_What you will do_
Repeat every entry exactly. Do not include the pictures.

[Web page and app entries]
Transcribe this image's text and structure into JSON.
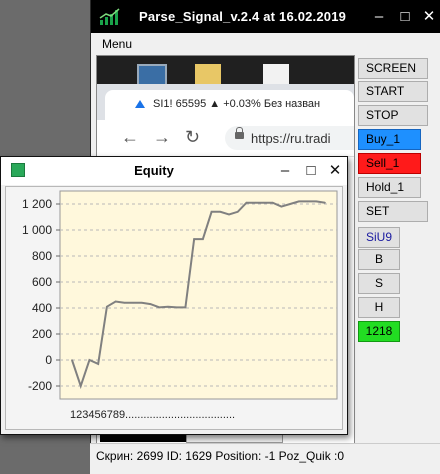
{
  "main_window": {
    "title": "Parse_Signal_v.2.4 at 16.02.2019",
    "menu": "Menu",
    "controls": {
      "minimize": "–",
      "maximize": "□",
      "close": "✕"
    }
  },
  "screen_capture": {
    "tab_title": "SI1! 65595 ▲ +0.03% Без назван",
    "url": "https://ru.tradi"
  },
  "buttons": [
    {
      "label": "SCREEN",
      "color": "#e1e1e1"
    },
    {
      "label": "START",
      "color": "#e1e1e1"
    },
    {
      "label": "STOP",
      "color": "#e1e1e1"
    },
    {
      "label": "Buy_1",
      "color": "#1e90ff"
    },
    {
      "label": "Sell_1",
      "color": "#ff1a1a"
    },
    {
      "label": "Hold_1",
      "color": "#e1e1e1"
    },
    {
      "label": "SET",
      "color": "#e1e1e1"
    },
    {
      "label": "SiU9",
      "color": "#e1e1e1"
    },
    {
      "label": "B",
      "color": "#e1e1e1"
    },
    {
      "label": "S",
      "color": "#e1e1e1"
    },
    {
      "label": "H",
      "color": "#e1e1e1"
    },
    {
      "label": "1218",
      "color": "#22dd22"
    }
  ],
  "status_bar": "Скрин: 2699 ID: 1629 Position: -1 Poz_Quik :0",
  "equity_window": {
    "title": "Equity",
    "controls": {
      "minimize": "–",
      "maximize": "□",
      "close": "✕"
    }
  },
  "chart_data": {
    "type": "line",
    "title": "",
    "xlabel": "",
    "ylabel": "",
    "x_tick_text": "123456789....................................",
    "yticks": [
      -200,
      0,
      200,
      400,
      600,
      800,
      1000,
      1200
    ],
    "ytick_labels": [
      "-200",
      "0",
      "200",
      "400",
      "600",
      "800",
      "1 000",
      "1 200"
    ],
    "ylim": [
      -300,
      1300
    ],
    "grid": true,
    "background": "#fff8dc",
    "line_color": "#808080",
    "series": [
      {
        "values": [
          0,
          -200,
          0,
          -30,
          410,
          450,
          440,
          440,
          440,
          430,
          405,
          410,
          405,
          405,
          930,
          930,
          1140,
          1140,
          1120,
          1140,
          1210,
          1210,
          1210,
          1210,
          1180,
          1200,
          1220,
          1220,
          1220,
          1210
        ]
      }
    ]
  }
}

_Output below_
Transcribe this image's text and structure into JSON.
{
  "main_window": {
    "title": "Parse_Signal_v.2.4 at 16.02.2019",
    "menu": "Menu",
    "controls": {
      "minimize": "–",
      "maximize": "□",
      "close": "✕"
    }
  },
  "screen_capture": {
    "tab_title": "SI1! 65595 ▲ +0.03% Без назван",
    "url": "https://ru.tradi"
  },
  "buttons": [
    {
      "label": "SCREEN",
      "color": "#e1e1e1"
    },
    {
      "label": "START",
      "color": "#e1e1e1"
    },
    {
      "label": "STOP",
      "color": "#e1e1e1"
    },
    {
      "label": "Buy_1",
      "color": "#1e90ff"
    },
    {
      "label": "Sell_1",
      "color": "#ff1a1a"
    },
    {
      "label": "Hold_1",
      "color": "#e1e1e1"
    },
    {
      "label": "SET",
      "color": "#e1e1e1"
    },
    {
      "label": "SiU9",
      "color": "#e1e1e1"
    },
    {
      "label": "B",
      "color": "#e1e1e1"
    },
    {
      "label": "S",
      "color": "#e1e1e1"
    },
    {
      "label": "H",
      "color": "#e1e1e1"
    },
    {
      "label": "1218",
      "color": "#22dd22"
    }
  ],
  "status_bar": "Скрин: 2699 ID: 1629 Position: -1 Poz_Quik :0",
  "equity_window": {
    "title": "Equity",
    "controls": {
      "minimize": "–",
      "maximize": "□",
      "close": "✕"
    }
  },
  "chart_data": {
    "type": "line",
    "title": "",
    "xlabel": "",
    "ylabel": "",
    "x_tick_text": "123456789....................................",
    "yticks": [
      -200,
      0,
      200,
      400,
      600,
      800,
      1000,
      1200
    ],
    "ytick_labels": [
      "-200",
      "0",
      "200",
      "400",
      "600",
      "800",
      "1 000",
      "1 200"
    ],
    "ylim": [
      -300,
      1300
    ],
    "grid": true,
    "background": "#fff8dc",
    "line_color": "#808080",
    "series": [
      {
        "values": [
          0,
          -200,
          0,
          -30,
          410,
          450,
          440,
          440,
          440,
          430,
          405,
          410,
          405,
          405,
          930,
          930,
          1140,
          1140,
          1120,
          1140,
          1210,
          1210,
          1210,
          1210,
          1180,
          1200,
          1220,
          1220,
          1220,
          1210
        ]
      }
    ]
  }
}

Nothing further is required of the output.